-- Provided records follows --

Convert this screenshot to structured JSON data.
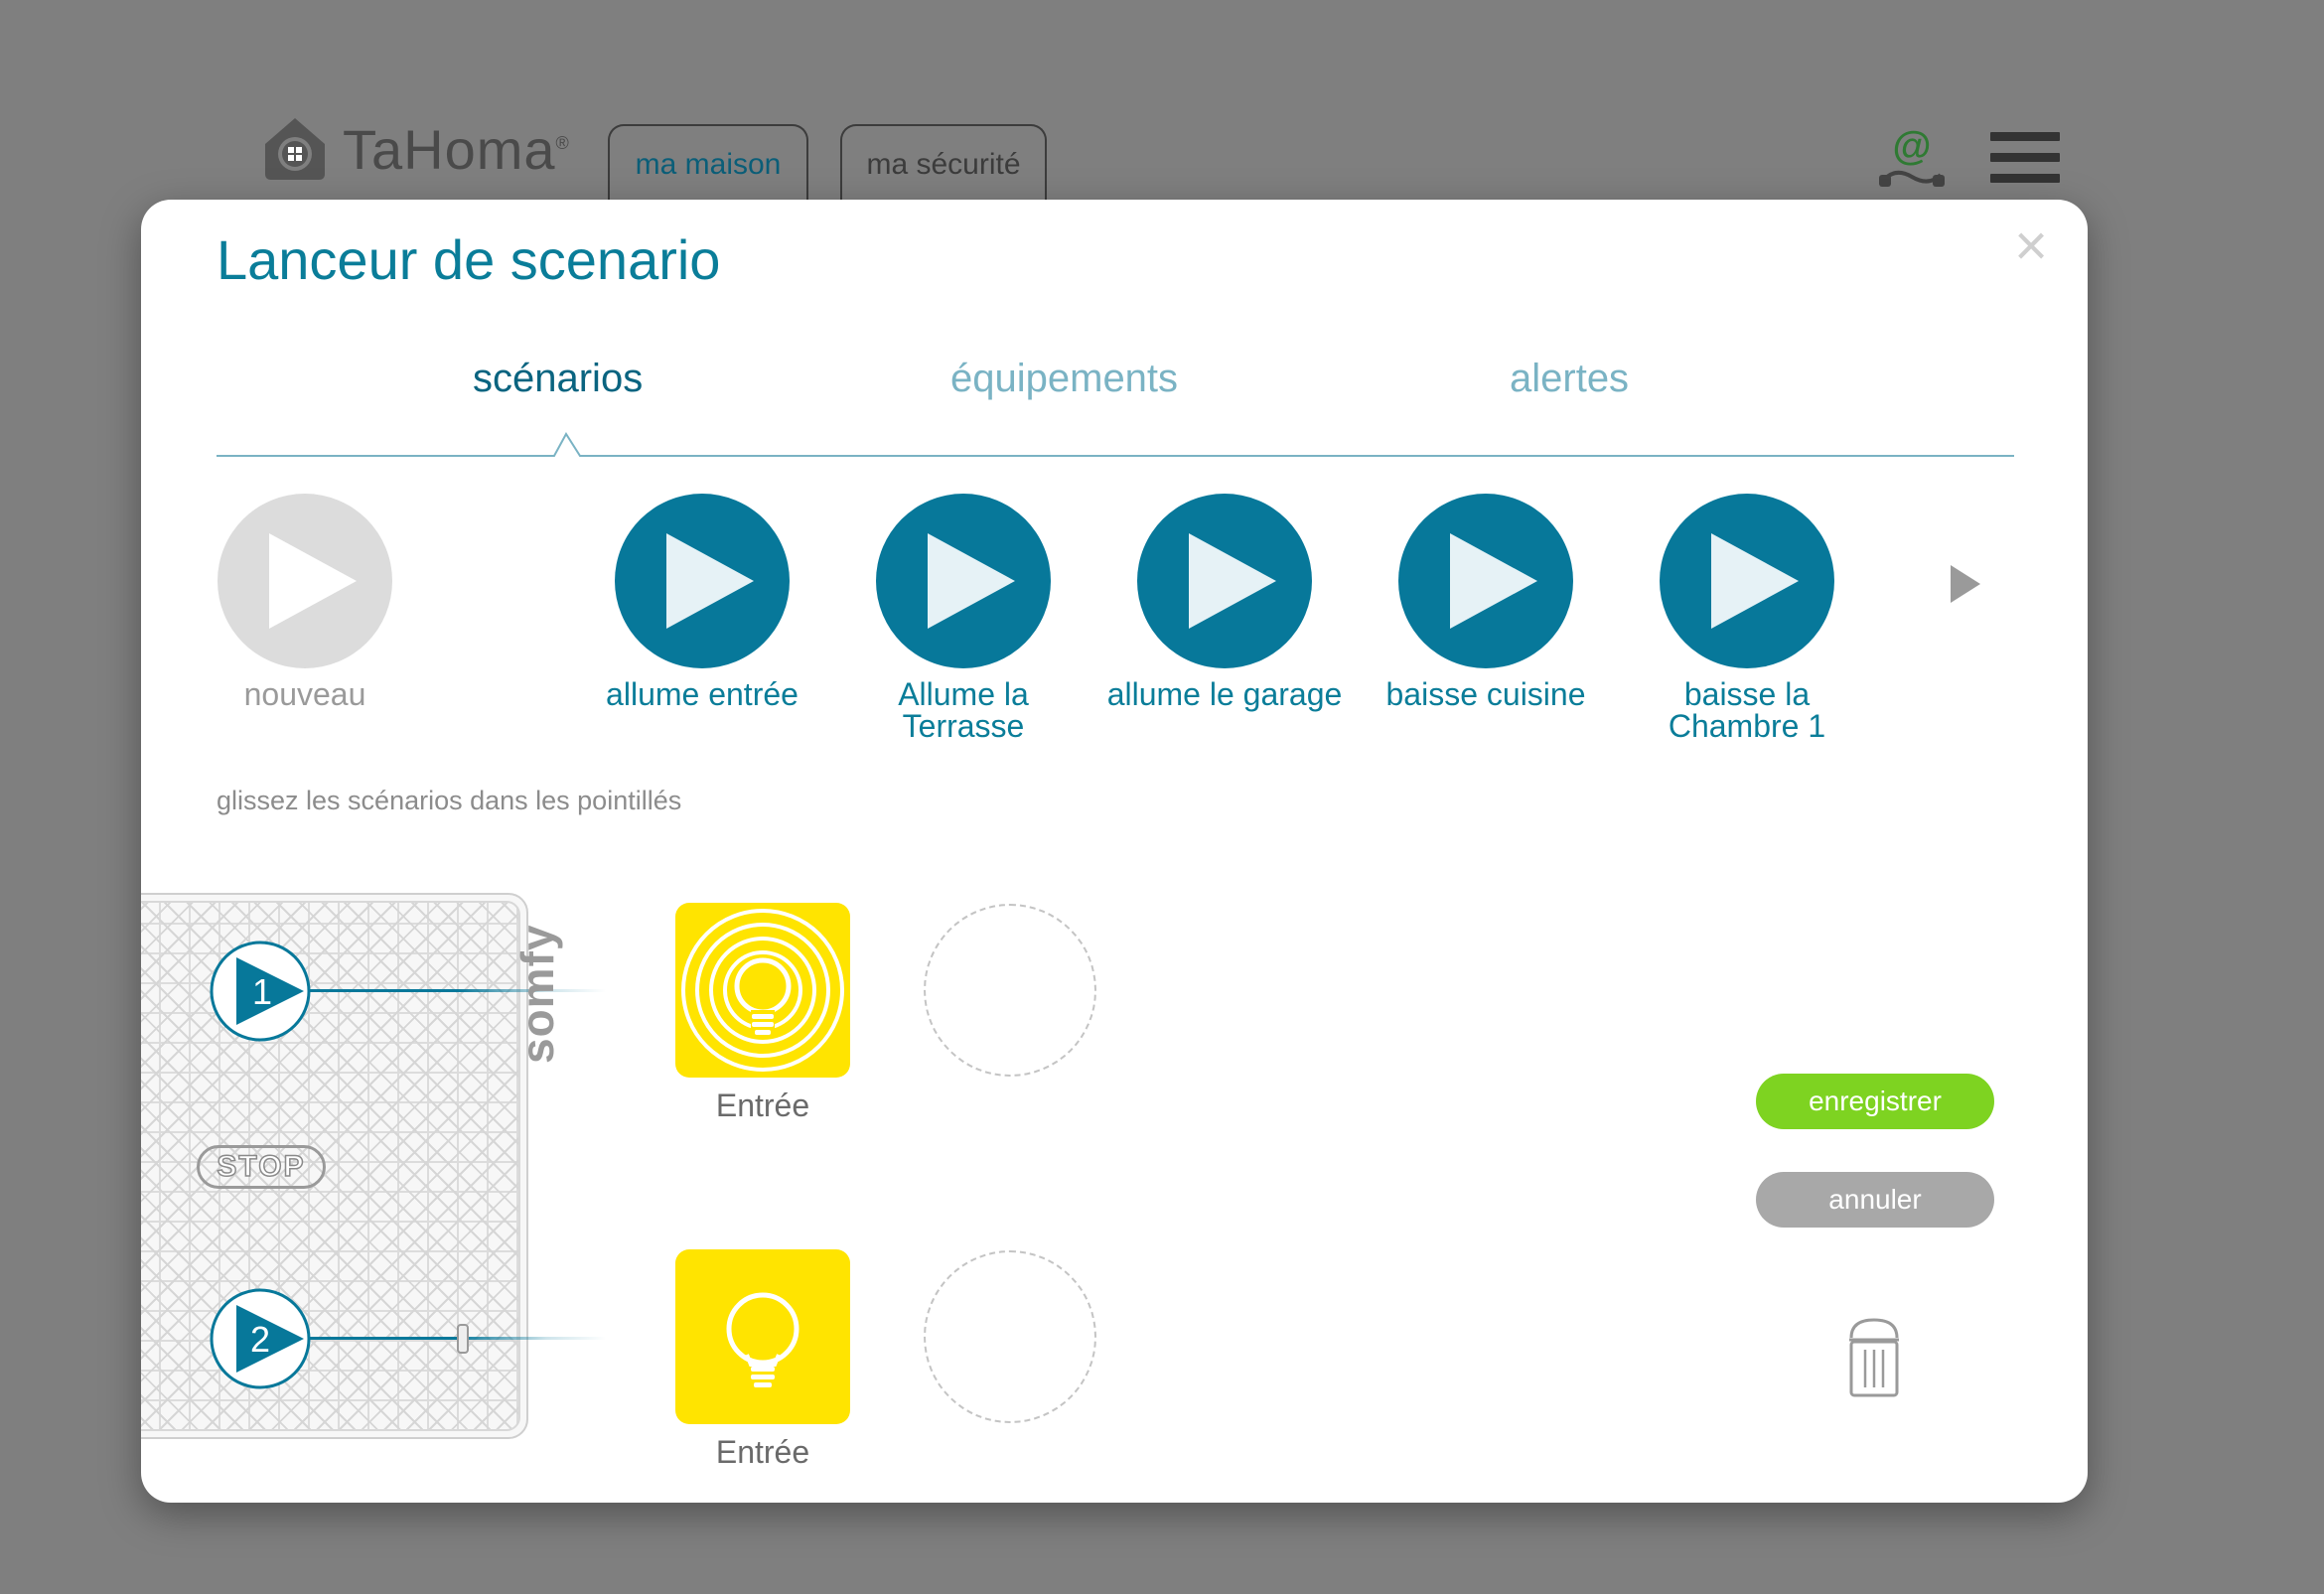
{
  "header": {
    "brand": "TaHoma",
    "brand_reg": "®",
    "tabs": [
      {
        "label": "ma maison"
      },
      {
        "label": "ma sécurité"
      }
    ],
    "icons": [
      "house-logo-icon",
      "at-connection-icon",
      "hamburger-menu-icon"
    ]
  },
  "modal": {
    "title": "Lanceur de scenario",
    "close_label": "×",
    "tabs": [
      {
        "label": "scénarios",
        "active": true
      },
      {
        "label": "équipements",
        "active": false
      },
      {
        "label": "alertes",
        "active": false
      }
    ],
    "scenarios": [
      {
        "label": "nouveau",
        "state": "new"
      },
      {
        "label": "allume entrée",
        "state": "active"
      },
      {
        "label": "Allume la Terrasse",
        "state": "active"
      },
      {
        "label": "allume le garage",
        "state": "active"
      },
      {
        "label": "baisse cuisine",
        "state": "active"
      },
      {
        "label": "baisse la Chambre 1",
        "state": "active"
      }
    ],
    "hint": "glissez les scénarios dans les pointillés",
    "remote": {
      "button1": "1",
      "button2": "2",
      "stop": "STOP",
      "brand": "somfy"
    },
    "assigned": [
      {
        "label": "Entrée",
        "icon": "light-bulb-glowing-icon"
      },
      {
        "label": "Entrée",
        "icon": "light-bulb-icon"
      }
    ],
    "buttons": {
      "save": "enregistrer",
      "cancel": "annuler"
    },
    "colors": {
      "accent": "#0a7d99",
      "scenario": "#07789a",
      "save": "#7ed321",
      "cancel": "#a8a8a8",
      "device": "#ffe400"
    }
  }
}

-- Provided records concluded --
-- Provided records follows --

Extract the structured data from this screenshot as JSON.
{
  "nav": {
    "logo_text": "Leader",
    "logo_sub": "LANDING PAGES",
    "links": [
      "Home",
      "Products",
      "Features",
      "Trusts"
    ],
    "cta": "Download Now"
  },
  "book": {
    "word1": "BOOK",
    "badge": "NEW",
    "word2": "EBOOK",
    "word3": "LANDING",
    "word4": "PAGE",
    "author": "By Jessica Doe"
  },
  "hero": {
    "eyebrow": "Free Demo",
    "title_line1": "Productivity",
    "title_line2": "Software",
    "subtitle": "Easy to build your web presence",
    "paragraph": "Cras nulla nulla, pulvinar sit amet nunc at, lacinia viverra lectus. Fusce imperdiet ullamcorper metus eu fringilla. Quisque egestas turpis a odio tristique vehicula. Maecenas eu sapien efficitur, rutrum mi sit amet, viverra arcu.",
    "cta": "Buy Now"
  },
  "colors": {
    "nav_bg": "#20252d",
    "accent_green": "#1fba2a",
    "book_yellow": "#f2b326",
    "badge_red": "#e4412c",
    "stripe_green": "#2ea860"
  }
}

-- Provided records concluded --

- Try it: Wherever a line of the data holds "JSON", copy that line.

- Solution to this problem:
Convert this screenshot to structured JSON data.
Extract the structured data from this screenshot as JSON.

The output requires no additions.